There were also allegations hinting toward anti-gay bias. In the initial letter to the Howard administration:
Athletes are terrified of this man, he tells them they are garbage and to transfer.........Most of these young men are scared to report the abuse out of fear of retaliation. (calling them sorority sisters if someone tells the administration).
And there was this statement during a team meeting, which other sources corroborated through HBCU Gameday. It seemed to be a bizarre interrogation on who on the team was gay.
Asking if anyone was gay? And telling them it was ok he wouldn’t hold it against them “In fact I want to have the first openly gay player(s) in the country, I know someone in here is gay!”
When asked about them in October, Prince made few comments in regard to allegations other than denying that such allegations existed.
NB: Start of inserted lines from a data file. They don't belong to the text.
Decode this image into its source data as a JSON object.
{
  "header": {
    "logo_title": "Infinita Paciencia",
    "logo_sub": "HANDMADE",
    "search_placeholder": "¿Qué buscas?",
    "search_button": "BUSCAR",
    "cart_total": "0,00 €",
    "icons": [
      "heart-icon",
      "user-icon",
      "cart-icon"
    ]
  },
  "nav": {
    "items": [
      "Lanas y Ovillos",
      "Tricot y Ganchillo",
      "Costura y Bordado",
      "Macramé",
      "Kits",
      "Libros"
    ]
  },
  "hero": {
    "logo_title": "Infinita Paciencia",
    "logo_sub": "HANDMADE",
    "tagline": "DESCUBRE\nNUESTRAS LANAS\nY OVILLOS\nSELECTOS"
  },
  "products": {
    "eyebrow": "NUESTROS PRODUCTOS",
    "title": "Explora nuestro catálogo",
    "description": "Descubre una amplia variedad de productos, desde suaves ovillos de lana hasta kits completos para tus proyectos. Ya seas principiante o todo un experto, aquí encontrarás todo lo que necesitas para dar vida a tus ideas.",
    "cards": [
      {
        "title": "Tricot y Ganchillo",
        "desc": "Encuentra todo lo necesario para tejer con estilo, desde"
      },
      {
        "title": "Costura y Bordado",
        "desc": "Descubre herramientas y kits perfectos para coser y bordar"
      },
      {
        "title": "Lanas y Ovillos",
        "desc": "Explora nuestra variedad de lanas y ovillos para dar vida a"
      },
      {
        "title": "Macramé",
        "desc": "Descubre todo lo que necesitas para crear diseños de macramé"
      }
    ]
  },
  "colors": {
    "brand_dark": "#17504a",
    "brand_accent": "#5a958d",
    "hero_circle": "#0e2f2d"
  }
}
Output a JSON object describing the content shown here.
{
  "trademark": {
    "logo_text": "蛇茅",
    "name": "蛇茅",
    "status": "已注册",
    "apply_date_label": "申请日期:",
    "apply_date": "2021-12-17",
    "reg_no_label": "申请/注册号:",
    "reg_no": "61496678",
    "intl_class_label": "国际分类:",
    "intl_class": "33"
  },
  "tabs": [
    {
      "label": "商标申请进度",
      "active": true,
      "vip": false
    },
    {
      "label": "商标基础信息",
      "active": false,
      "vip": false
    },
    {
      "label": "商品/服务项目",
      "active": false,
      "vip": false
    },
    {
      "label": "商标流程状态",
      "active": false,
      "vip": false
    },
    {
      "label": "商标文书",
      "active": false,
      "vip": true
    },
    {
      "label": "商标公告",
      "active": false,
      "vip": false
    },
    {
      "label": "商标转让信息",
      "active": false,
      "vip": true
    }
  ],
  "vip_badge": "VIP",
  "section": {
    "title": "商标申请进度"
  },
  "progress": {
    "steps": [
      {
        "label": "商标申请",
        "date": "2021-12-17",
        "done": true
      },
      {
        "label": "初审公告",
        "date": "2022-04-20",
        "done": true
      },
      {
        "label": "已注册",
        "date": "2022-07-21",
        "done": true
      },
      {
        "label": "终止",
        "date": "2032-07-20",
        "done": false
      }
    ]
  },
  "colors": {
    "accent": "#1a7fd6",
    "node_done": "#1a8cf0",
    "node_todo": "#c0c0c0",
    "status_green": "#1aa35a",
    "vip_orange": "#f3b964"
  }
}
Yet, he had a reputation for being blunt, abrasive, and allegedly abusive throughout his coaching career.
Prior to coming to Howard, Prince had been an assistant with 3 major college programs, and worked with the NFL’s Jacksonville Jaguars and Detroit Lions, where there were also some allegations of mistreatment of players by Prince reported.
Prince held one head coach position, leading Kansas State’s football program from 2006-2008, where former players cited allegations similar to those that plagued him at Howard. Reggie Walker, who played for Prince at KSU and later played 6 seasons in the NFL, dubbed Prince “a petty individual” on a KSU podcast last year, describing Prince as a coach and a person who took “all the bad experiences that he had being not a person of power, he took it out on everyone else.”